■ WHAT THIS TASK INVOLVES
Total the lines of the entries below that hold the string "quis", then write only that total.

Excerpts from an interface dataset
· · ·

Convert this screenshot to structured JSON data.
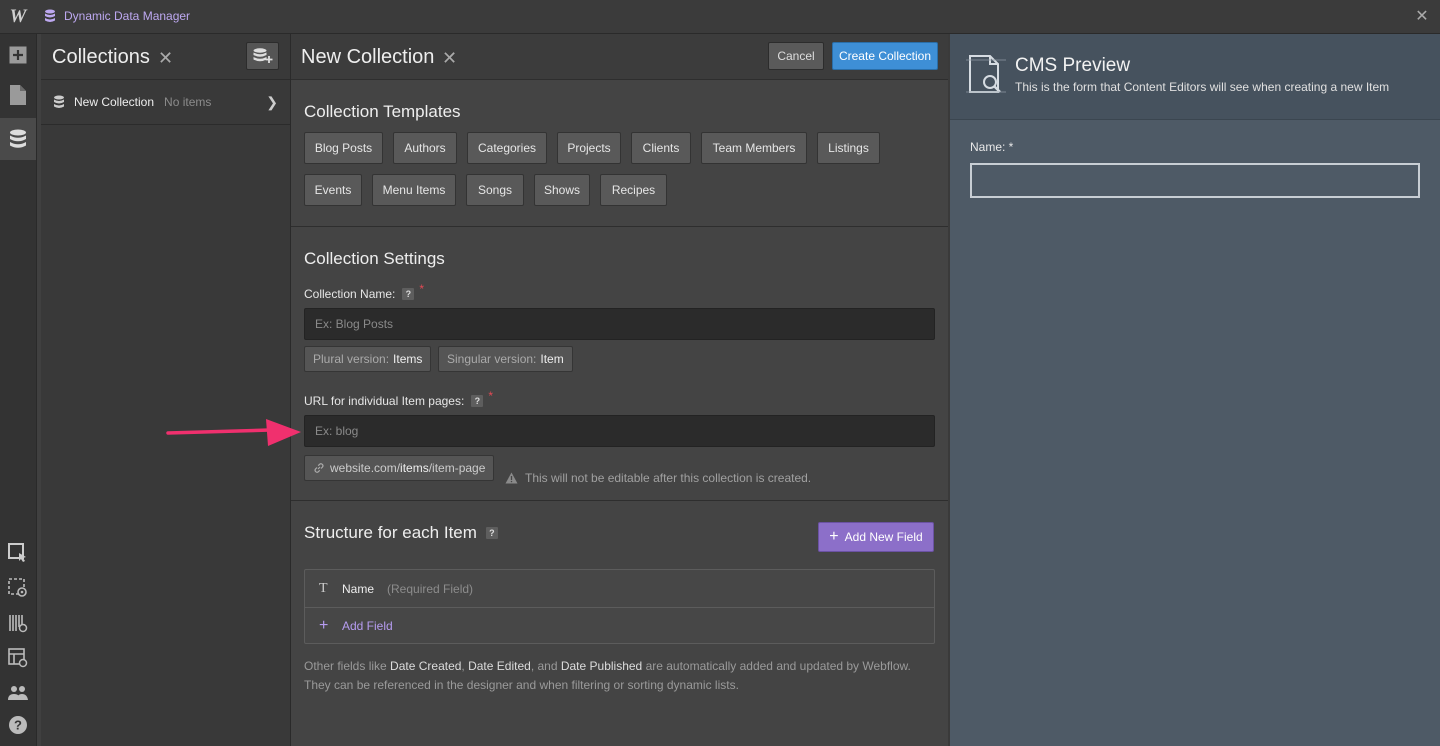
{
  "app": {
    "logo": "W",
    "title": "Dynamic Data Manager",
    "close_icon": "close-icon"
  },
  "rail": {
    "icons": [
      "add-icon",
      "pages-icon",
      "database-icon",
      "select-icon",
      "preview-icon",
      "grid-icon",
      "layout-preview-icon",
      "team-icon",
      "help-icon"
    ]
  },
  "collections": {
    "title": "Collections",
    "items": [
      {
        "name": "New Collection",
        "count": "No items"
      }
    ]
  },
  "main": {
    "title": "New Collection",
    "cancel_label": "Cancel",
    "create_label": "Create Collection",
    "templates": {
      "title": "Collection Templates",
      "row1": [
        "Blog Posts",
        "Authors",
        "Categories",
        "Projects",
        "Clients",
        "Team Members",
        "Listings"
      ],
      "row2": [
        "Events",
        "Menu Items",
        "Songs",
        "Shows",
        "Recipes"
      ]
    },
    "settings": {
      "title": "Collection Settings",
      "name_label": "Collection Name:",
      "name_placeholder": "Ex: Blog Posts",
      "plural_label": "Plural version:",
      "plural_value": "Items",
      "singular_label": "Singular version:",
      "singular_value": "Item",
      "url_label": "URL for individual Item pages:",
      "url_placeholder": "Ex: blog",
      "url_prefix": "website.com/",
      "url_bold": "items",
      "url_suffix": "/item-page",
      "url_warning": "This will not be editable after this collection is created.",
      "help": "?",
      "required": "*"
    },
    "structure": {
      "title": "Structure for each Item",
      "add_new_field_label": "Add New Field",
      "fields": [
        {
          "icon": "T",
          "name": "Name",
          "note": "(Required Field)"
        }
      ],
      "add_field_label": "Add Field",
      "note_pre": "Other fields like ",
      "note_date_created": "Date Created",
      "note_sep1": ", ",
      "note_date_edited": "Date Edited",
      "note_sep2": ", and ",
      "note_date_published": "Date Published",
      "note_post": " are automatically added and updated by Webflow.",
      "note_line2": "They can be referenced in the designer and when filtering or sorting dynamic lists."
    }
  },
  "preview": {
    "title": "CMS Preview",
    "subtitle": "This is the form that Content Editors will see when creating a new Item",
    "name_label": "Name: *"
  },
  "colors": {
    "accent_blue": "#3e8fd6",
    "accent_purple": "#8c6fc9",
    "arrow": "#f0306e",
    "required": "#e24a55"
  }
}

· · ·

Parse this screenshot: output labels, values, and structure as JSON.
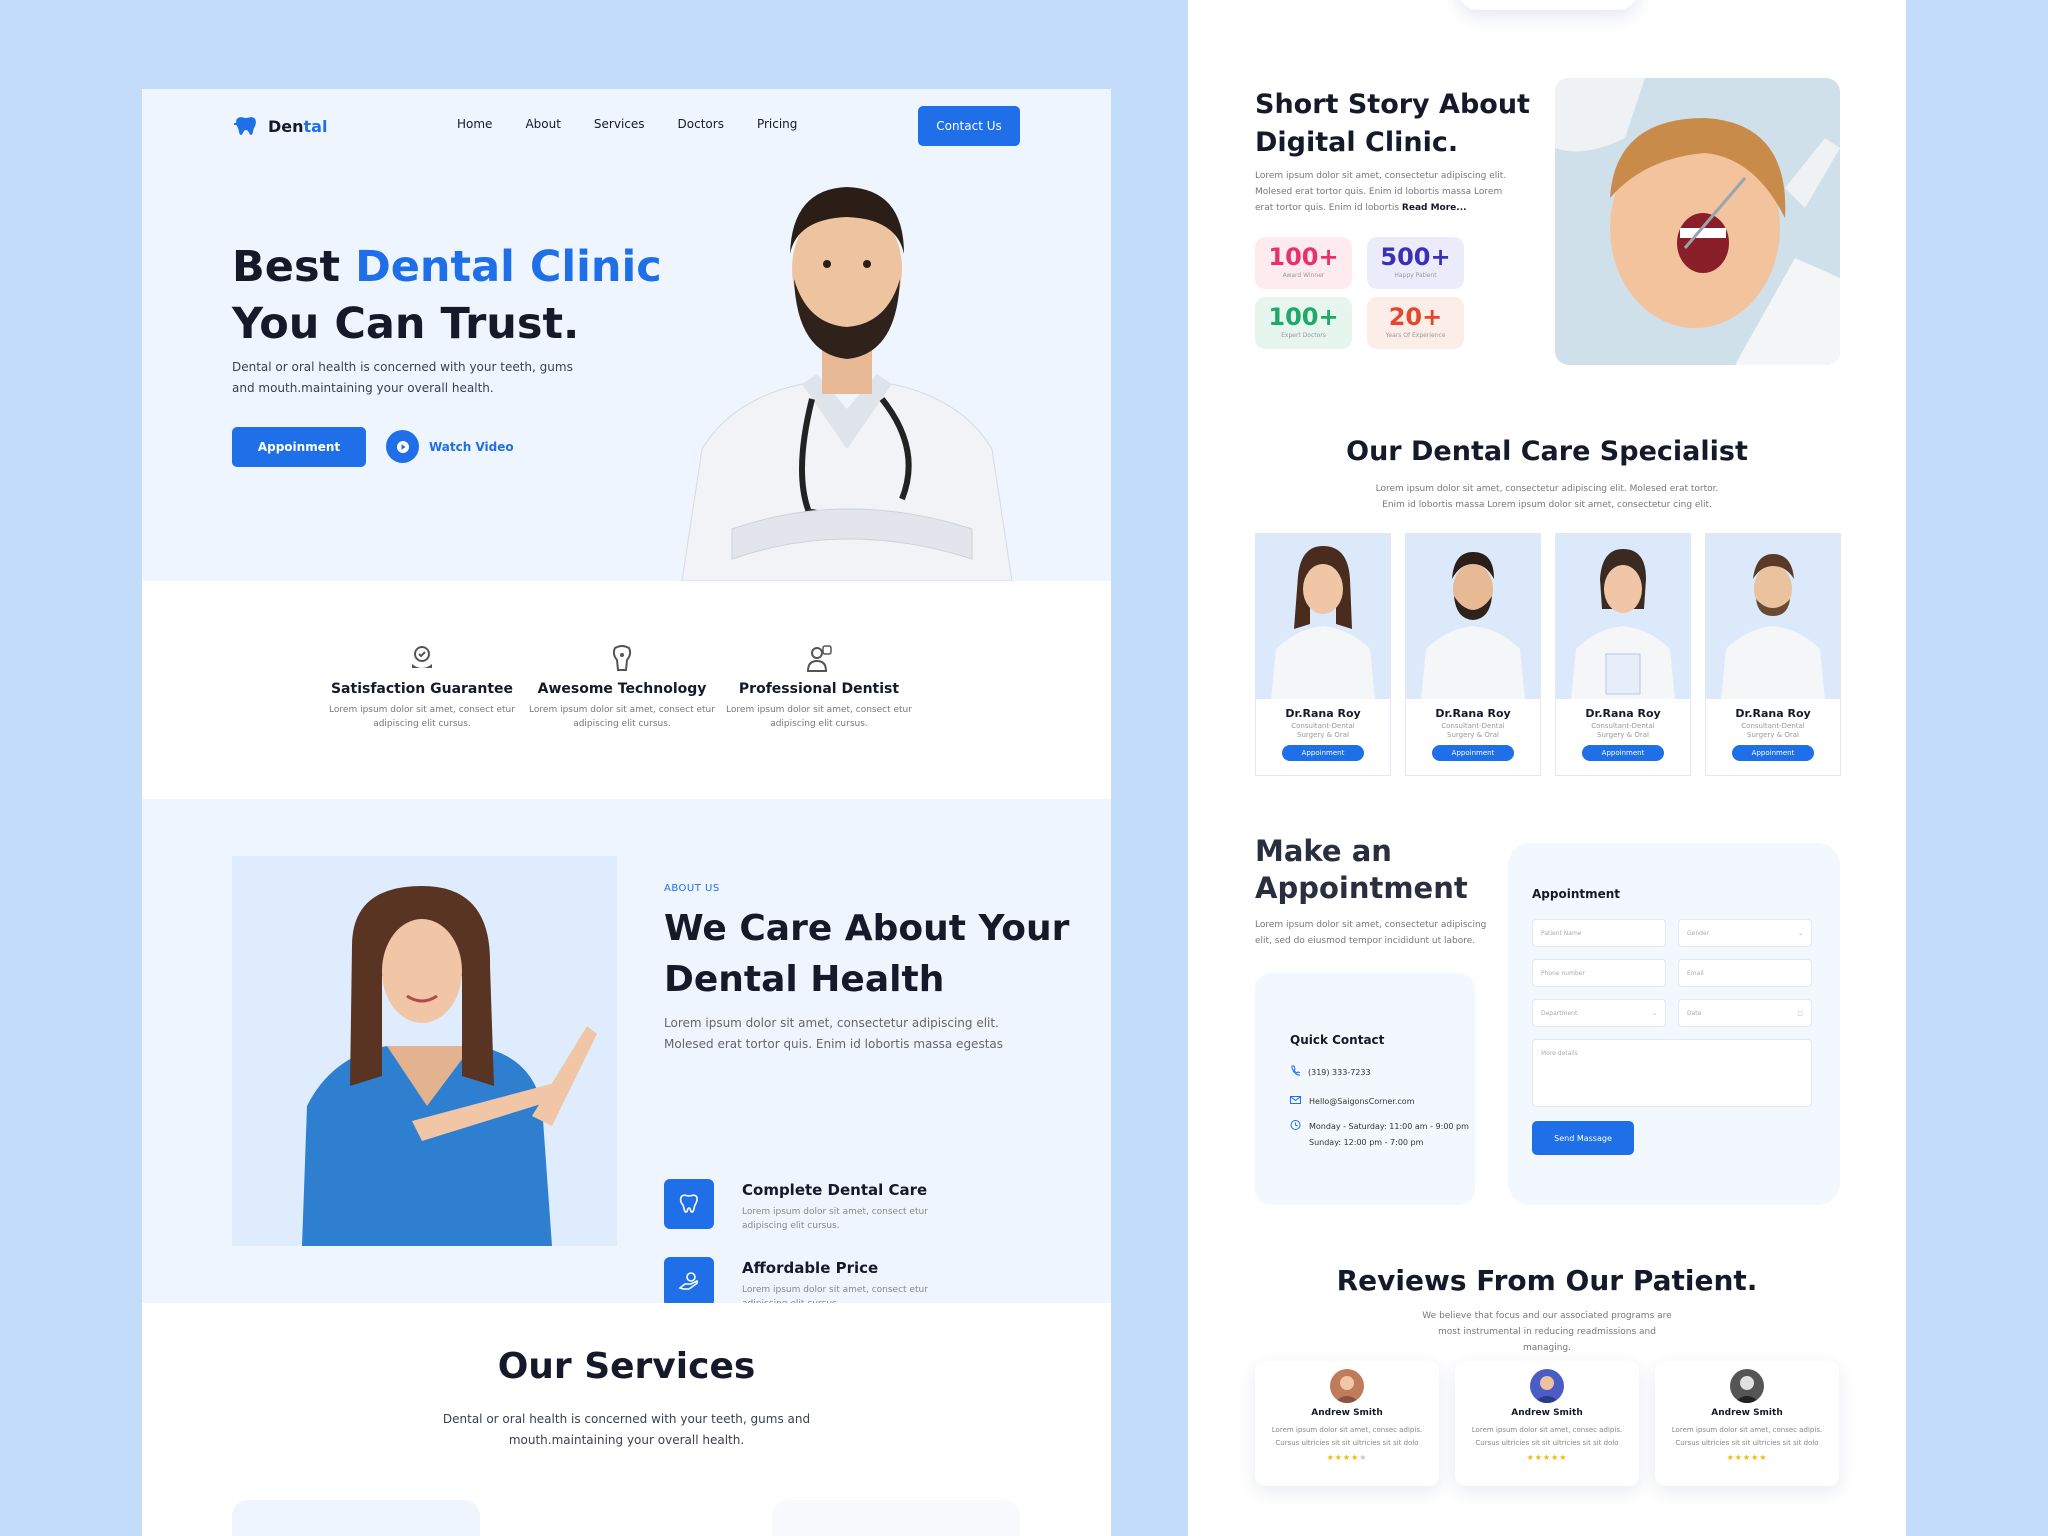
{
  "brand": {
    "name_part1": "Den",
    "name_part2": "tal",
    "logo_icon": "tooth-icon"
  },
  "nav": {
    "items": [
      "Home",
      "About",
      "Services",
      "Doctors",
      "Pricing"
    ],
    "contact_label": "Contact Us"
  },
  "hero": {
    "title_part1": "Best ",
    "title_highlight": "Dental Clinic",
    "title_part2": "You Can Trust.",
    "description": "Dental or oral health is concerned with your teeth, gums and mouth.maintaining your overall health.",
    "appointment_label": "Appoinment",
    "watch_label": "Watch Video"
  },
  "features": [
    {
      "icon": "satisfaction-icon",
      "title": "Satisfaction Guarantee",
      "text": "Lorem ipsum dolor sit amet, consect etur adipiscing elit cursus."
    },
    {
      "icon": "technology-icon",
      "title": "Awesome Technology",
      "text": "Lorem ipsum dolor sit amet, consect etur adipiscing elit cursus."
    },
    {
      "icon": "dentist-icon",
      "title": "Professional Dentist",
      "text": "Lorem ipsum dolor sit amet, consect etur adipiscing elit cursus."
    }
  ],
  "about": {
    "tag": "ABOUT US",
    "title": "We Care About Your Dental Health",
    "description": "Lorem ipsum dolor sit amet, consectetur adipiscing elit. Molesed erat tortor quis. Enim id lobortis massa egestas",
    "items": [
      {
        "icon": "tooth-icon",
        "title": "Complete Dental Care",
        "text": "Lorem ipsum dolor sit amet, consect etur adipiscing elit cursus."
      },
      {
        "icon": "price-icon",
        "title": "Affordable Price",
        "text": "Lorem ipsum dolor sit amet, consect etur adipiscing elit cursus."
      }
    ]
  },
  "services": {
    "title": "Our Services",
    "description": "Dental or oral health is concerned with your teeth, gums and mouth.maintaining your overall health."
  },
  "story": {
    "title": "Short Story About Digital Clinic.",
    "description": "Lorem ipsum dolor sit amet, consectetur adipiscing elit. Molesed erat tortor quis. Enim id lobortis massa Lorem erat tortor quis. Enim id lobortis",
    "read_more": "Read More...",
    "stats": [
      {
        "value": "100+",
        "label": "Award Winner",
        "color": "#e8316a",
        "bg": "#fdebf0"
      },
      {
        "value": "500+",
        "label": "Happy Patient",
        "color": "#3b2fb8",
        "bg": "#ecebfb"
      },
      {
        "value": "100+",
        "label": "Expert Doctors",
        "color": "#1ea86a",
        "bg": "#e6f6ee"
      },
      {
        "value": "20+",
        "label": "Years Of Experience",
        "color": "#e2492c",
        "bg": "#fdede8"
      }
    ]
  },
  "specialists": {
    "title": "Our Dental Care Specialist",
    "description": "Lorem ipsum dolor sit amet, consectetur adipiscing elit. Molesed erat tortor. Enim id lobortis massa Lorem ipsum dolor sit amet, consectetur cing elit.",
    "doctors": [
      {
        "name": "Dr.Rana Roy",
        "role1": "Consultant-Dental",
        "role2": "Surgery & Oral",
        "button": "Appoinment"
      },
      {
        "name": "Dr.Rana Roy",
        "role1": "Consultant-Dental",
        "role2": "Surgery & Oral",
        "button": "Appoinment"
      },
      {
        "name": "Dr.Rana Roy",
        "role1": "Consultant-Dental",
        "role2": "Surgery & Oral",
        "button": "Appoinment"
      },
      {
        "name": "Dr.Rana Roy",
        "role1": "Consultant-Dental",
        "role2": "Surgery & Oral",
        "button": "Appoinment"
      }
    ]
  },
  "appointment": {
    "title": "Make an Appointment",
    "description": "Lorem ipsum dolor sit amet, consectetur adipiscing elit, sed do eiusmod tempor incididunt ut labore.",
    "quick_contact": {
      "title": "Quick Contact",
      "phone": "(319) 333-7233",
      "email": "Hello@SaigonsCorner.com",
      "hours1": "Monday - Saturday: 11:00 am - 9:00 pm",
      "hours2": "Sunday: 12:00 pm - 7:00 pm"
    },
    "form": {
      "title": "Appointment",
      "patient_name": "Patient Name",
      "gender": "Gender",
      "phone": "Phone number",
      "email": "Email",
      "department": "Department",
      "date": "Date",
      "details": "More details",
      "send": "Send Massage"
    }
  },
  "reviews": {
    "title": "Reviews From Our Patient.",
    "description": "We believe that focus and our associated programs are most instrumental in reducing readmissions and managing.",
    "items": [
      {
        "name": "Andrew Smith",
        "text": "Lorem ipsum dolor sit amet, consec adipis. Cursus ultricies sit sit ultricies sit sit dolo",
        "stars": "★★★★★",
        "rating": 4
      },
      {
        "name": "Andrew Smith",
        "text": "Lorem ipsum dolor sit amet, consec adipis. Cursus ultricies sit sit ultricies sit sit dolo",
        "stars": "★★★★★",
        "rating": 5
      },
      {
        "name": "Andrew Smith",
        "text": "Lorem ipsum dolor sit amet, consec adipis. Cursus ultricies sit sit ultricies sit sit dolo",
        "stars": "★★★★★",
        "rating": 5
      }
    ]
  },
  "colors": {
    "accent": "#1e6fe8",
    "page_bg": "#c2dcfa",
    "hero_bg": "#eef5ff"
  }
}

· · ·

■ FINISHED TASK
2